Following up from the fantastic debut ‘A Girl Walks Home Along At Night’ Ana Lily Amirpour’s sophomore film ‘The Bad Batch’ is a visually stylish, sun scorched post apocalyptic horror meets romance. Slow burner, yes, but Amirpour demonstrates her knack of director/writer combo ability with her illustrious talent of world building.

The Bad Batch is a tricky one to assess. After falling heads over heels in love with Amirpour’s breathtaking debut, I went into Bad Batch ready to be amazed yet again. Boy, was I ever… The opening scene is fucking brilliant. It is nasty and effortlessly filmed but the rest of the film doesn’t quite live up to its savage opening.

Both Suki Waterhouse and Jason Momoa are fun to watch. The both have an absorbing screen presence, but there just wasn’t enough depth there. Giovanni Ribisi is painfully underused and the majority of time spent with Keanu Reeves are drawn out scenes of pretentious blabbering’s.

The Bad Batch begins with little to no dialogue and it was those early scenes that were the real hook of the film. Would this movie have been better if it remained silent throughout? Absolutely! It could have been a bold entry into the post apocalyptic subgenre, and no doubt one Amirpour could easily pull off.

The Bad Batch has it moments. It’s a stylish nightmarish love story that has an absolute killer of a soundtrack. Striking, yet unfortunately a little dissatisfying. It doesn’t help that in its closing moments I was thinking “No, no, no, nooooo” …. Fuck that ending.

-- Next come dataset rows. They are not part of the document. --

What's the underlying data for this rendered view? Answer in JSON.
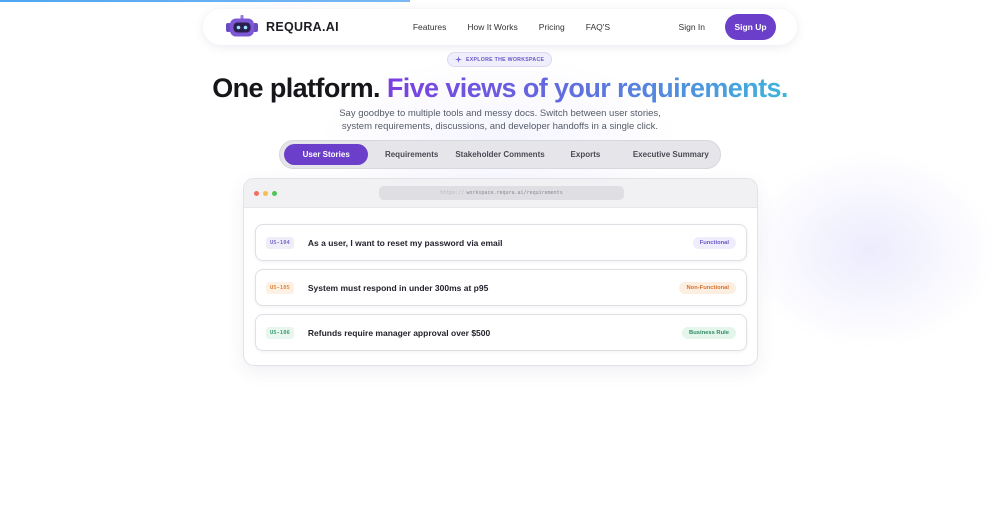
{
  "brand": {
    "name": "REQURA",
    "suffix": ".AI"
  },
  "nav": {
    "links": [
      "Features",
      "How It Works",
      "Pricing",
      "FAQ'S"
    ],
    "sign_in": "Sign In",
    "sign_up": "Sign Up"
  },
  "hero": {
    "badge": "EXPLORE THE WORKSPACE",
    "headline_part1": "One platform.",
    "headline_part2": "Five views of your requirements.",
    "subtitle_line1": "Say goodbye to multiple tools and messy docs. Switch between user stories,",
    "subtitle_line2": "system requirements, discussions, and developer handoffs in a single click."
  },
  "tabs": [
    "User Stories",
    "Requirements",
    "Stakeholder Comments",
    "Exports",
    "Executive Summary"
  ],
  "active_tab": "User Stories",
  "window": {
    "url_scheme": "https://",
    "url_path": "workspace.requra.ai/requirements",
    "dot_colors": [
      "#f26d62",
      "#f6be4f",
      "#52c45a"
    ]
  },
  "rows": [
    {
      "id": "US-104",
      "text": "As a user, I want to reset my password via email",
      "tag": "Functional",
      "id_color": "#7b6fc9",
      "id_bg": "#eeedf8",
      "tag_color": "#6a55c8",
      "tag_bg": "#efedfb"
    },
    {
      "id": "US-105",
      "text": "System must respond in under 300ms at p95",
      "tag": "Non-Functional",
      "id_color": "#e5853a",
      "id_bg": "#fdf1e6",
      "tag_color": "#d6702c",
      "tag_bg": "#fdeee2"
    },
    {
      "id": "US-106",
      "text": "Refunds require manager approval over $500",
      "tag": "Business Rule",
      "id_color": "#3b9e74",
      "id_bg": "#e8f6ef",
      "tag_color": "#2f8a63",
      "tag_bg": "#e4f5ec"
    }
  ],
  "colors": {
    "accent": "#6b3fc9"
  }
}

6.5 / 10

“Heres the thing, being good and bad… mostly depends on who you’re standing next to”